__EXERCISE PROMPT__: Return only those lines of the listing in which "seven" appears.

DATA SUPPLIED START

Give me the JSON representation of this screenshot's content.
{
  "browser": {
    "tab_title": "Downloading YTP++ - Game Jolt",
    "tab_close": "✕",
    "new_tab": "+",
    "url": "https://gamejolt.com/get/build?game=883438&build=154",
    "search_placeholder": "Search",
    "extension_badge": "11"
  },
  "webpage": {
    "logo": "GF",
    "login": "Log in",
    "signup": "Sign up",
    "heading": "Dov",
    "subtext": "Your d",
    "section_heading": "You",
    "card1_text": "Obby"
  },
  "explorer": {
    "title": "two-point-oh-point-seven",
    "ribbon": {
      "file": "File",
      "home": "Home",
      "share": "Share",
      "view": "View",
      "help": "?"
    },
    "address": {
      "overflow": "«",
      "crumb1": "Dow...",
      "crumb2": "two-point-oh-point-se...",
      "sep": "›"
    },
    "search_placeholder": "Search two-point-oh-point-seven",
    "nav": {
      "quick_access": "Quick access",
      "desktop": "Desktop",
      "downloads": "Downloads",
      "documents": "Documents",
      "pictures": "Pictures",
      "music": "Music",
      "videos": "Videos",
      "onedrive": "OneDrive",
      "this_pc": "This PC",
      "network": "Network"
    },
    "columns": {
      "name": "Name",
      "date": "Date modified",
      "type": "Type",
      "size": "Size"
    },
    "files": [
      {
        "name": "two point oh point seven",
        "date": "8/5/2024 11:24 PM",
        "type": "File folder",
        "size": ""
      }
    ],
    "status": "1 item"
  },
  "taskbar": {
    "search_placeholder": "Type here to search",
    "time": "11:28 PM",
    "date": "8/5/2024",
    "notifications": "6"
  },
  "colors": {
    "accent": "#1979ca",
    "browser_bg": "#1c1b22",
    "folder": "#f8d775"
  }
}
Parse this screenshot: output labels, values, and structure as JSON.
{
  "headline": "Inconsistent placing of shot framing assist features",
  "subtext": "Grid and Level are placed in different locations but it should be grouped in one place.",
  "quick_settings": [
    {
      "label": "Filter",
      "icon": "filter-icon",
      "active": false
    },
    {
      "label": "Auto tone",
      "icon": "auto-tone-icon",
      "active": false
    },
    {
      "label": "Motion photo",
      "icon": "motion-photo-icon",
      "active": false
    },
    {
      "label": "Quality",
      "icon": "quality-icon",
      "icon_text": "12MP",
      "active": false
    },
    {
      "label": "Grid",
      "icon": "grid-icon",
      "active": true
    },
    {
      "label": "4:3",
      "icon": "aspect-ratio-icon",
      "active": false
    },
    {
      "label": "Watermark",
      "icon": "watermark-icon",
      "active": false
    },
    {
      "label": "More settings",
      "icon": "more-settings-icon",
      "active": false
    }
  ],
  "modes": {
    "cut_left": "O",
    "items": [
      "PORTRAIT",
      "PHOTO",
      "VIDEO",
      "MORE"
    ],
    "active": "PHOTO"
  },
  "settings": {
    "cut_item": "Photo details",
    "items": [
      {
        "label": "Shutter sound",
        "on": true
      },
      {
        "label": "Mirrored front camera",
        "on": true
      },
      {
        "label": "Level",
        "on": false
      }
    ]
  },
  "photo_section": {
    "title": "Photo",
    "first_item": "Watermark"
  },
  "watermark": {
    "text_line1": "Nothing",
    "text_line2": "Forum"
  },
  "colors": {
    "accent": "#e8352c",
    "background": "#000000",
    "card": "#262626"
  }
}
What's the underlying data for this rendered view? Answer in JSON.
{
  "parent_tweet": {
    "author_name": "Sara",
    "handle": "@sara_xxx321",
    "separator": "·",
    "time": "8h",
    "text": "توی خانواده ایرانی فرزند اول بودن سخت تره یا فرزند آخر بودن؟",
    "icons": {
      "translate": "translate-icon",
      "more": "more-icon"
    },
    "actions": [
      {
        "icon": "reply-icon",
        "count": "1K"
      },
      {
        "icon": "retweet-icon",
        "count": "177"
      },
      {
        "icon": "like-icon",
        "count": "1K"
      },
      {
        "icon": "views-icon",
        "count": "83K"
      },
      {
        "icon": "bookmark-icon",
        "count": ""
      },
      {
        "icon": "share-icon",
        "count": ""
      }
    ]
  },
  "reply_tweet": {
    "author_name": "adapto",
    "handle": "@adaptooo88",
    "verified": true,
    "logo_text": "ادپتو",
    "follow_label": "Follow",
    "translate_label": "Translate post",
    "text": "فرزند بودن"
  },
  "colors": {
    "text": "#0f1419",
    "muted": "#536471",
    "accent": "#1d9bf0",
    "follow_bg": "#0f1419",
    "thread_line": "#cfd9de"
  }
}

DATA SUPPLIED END

__EXPECTED ANSWER__:
    "title": "two-point-oh-point-seven",
    "search_placeholder": "Search two-point-oh-point-seven",
        "name": "two point oh point seven",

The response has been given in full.